Sure, I’m a pretty strong girl. I’ve been through a lot and then some. Because of that, I have built a reputation of resilience that has me feeling like no matter what I go through in my life, I’m just expected to react as though I’m strong and empowered, and nothing less.
In fact, when I run into old friends and acquaintances around town who have heard of my kind-of-recent separation, I always hear the same thing: “Wow, I never would have known you’re getting divorced. You seem so happy all the time!”
Thanks largely in part to the façade that is Facebook, I’ve really been able to pull off this whole sleigh ride into divorce land looking like a real champ. I’m all up on those timelines, maintaining my business, smiling in the company of my amazingly supportive friends and family, and of course, engaging in all things adorable with my delicious toddler. But what they don’t see, what they hopefully will never know, and what I’ve tried to keep to myself for quite some time now is what it’s really like to go through divorce in your early 30s.
Here’s the truth though:
While I still fully and totally support the very hard decision I had to make in order to get to this point in my life, the only way to describe getting divorced is that it’s like being caught in a tidal wave.
Only in this tidal wave, all of your friends are waving at you from dry land while pregnant with their second babies, and you have 50-pound cinder blocks tied to each one of your fingers and toes. And just when the water starts to retreat and things seem calm again, a tsunami comes from almost out of nowhere while those people on dry land are taking their first family trips to Disney World, and still making out with their husbands at parties, and everyone runs screaming from the angry sea.
And that, my friends, is what it feels like to get divorced in your early 30s. When your daughter is only 2 1/2 and still in diapers. When you have to wrap your head around the fact that you are no longer a family, and don’t get to do family things like attend birthday parties together or take your daughter on her first trip to the Magic Kingdom in matching fucking family shirts and Mickey ears.
It’s not pretty. It’s not easy. And if half the world is really getting divorced, right now, as we speak, then I’d like to know how they’re answering their kids’ heartbreaking questions about this whole divorce situation — the ones that always seem to come just before bedtime.
I’m not looking for pity. Trust me. I don’t need a shoulder to cry on — I’ve got pillows for that, the ones I soak with tears regularly after I’ve held them in until after my daughter is fast asleep.
But in the interest of transparency, which is what I really built my whole writing, speaking, consulting, and marketing career on, I just want to clear up why I look so happy all the time.
I look happy because, despite my situation, I’ve got the world’s greatest child. When she wraps her arms around me and looks at my face and tells me that I make her happy, I’m reminded who I’m doing all of this for. I smile because even though today sucks really bad, I’ll never lose hope that tomorrow might be a bit easier. That tomorrow will allow me to enjoy life again, like a normal person, not one who is currently drowning in what it means to get divorced. I then smile even harder because of the fact that I have the most supportive and generous friends and family a girl could ever ask for.

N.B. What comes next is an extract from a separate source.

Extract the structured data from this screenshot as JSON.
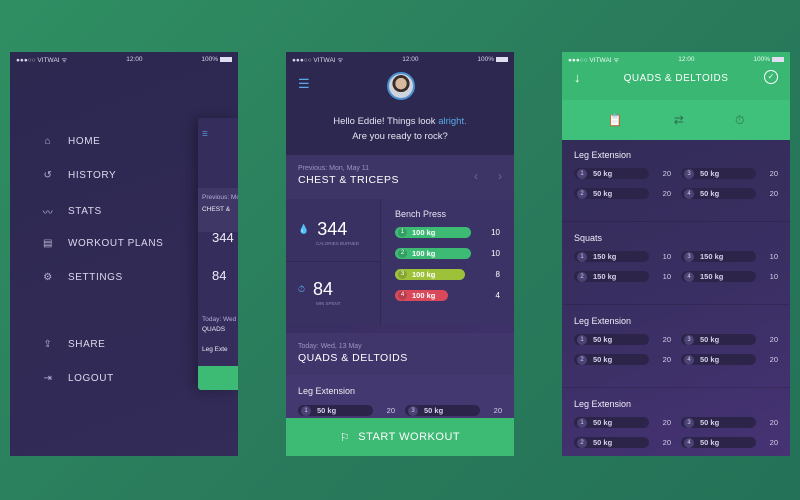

Because no matter the time of day, I’ve got the most sincere and loving people filling up my cup when I need it the most. I enjoy the people around me even more than ever because I know what it’s like to suffer alone, and I never want to have to do that again. I keep my head up because it is my duty to teach my daughter that no matter what gets her down in life, you have to keep moving forward. She will know that you have to trust yourself, your gut, and all you know about yourself in even the most difficult situations.
And most of all, I will be as happy as I can possibly be so that my daughter never forgets that the rainbow will always, always show up after the storm. Even though I’m in my early 30s and going through a divorce with a 2-year-old daughter in tow.